What needs to be done » Where in the records does the word "prop" appear? Copy each line that holds it.

Records »
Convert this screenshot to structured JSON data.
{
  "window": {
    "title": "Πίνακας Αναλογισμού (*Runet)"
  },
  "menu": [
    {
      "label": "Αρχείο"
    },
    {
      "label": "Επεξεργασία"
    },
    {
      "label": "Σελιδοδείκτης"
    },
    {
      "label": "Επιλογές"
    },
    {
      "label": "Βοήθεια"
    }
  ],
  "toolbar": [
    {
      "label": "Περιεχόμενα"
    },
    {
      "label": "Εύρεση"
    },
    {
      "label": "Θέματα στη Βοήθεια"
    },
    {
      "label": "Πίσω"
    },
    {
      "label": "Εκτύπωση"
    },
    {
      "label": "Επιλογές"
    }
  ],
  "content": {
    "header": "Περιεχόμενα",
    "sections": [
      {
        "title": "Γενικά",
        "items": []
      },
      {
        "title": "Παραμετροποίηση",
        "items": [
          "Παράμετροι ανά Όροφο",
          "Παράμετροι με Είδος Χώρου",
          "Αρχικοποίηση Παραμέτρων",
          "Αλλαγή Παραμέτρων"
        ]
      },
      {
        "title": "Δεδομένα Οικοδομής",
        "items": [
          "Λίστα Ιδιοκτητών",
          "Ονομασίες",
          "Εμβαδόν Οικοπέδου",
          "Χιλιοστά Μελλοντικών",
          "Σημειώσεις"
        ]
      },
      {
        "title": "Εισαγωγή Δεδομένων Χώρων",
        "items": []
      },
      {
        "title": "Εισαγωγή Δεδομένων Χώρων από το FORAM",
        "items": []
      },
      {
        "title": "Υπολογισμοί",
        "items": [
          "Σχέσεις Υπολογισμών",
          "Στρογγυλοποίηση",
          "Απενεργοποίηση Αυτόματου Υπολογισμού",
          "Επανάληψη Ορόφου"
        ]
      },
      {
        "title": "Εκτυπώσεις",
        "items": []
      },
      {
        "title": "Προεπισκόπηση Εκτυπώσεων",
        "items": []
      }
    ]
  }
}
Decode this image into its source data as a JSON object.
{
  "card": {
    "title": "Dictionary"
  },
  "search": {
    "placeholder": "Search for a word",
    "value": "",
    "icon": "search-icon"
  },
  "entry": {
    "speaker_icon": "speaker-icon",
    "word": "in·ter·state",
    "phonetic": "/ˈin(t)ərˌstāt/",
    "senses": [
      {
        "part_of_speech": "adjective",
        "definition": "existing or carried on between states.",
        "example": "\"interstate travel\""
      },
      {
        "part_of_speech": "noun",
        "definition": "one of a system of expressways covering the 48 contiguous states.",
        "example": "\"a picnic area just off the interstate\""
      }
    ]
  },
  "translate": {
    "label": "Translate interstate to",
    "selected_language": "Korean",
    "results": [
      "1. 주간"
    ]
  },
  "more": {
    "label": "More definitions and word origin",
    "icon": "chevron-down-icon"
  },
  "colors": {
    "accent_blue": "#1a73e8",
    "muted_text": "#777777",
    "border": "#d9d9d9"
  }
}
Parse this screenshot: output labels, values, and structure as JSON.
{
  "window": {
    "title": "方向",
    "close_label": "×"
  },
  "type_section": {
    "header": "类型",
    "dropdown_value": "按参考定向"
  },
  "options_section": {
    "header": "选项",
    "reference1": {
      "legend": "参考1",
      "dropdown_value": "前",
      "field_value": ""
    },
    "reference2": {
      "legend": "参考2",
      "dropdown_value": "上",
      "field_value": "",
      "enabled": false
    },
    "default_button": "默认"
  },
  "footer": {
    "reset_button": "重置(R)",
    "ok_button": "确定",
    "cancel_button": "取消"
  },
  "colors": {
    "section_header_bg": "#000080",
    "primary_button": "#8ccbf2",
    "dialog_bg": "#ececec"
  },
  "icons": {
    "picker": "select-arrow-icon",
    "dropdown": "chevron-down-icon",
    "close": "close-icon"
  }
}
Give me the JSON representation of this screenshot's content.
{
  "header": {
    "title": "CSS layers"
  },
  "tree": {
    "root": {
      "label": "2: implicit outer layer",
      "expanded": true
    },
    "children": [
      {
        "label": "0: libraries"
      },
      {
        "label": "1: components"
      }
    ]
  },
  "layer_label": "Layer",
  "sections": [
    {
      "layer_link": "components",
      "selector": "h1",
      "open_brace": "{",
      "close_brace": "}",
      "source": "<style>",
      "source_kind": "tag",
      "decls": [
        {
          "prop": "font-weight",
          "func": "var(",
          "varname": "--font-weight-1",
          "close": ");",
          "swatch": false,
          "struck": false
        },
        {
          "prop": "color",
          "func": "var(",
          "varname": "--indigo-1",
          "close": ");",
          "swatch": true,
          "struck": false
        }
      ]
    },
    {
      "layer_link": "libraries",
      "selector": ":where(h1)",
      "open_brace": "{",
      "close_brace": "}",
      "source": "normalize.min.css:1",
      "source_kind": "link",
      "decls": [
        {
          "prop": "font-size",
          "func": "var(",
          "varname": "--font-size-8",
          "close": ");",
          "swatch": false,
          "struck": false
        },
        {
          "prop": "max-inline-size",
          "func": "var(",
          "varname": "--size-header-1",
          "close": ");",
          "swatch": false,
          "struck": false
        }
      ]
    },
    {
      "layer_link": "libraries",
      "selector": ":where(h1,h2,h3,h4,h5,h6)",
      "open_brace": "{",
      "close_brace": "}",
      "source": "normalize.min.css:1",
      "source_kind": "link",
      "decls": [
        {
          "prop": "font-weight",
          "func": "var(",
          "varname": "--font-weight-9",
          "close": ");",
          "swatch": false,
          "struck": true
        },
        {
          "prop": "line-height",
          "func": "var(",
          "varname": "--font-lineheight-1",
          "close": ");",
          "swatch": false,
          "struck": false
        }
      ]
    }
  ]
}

Answer for the task »
          "prop": "font-weight",
          "prop": "color",
          "prop": "font-size",
          "prop": "max-inline-size",
          "prop": "font-weight",
          "prop": "line-height",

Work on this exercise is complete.